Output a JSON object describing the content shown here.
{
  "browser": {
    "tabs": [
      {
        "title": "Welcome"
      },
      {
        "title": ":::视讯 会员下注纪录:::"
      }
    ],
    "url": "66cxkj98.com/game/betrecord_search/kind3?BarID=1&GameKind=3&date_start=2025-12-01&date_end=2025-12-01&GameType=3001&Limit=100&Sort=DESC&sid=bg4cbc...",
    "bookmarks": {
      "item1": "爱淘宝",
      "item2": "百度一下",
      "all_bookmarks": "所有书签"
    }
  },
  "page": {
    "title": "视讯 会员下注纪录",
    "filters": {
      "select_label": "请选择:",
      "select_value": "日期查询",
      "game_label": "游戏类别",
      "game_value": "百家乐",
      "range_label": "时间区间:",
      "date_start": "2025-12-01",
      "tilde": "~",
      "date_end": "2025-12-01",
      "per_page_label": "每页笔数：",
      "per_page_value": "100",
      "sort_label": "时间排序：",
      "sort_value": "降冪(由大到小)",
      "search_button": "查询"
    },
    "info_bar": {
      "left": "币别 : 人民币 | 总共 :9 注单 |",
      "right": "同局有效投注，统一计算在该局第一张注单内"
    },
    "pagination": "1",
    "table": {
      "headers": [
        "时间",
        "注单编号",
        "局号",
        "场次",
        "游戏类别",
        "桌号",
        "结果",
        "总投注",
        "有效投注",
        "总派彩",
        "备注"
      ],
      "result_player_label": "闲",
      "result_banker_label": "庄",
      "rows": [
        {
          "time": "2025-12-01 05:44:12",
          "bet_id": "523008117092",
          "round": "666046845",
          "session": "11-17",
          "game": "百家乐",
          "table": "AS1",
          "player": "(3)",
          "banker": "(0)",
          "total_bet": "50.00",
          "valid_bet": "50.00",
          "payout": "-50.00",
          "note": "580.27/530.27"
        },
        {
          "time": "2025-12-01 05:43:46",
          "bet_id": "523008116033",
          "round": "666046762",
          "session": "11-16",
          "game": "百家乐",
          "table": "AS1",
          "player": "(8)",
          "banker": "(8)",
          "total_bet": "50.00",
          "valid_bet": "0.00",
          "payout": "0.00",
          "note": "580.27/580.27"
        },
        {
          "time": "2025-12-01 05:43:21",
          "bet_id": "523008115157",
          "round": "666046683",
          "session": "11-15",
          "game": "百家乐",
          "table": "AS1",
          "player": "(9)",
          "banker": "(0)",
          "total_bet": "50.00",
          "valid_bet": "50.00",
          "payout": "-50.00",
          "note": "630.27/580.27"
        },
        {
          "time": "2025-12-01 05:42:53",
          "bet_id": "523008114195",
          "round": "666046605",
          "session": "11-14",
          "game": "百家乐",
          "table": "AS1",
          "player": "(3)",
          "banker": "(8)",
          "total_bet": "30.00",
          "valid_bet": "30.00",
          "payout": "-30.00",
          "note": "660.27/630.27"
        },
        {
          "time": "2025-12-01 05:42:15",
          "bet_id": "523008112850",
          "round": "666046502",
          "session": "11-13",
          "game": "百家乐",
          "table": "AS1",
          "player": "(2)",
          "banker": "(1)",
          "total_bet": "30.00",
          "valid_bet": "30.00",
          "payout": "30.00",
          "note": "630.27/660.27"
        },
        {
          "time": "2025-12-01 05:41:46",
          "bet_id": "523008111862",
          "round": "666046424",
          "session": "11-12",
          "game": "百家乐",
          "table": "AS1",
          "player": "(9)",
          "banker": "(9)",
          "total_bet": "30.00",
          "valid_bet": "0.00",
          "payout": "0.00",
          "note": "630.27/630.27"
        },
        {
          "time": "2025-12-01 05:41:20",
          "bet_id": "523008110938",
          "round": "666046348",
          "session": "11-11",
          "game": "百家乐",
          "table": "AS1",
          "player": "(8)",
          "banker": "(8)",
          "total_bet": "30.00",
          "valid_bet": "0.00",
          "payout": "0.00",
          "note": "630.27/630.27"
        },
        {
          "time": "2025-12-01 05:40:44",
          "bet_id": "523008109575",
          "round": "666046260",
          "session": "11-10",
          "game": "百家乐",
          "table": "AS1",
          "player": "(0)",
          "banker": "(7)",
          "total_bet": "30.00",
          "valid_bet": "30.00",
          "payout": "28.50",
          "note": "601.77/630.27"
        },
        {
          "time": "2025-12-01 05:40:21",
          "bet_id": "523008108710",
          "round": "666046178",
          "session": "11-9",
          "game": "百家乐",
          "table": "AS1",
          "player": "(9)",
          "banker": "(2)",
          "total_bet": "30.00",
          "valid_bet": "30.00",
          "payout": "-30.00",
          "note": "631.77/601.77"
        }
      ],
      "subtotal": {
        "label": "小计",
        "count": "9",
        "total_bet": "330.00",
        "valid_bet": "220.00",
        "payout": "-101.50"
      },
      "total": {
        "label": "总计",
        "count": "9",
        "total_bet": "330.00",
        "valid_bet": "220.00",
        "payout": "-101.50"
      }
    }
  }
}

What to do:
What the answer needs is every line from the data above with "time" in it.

Task output:
          "time": "2025-12-01 05:44:12",
          "time": "2025-12-01 05:43:46",
          "time": "2025-12-01 05:43:21",
          "time": "2025-12-01 05:42:53",
          "time": "2025-12-01 05:42:15",
          "time": "2025-12-01 05:41:46",
          "time": "2025-12-01 05:41:20",
          "time": "2025-12-01 05:40:44",
          "time": "2025-12-01 05:40:21",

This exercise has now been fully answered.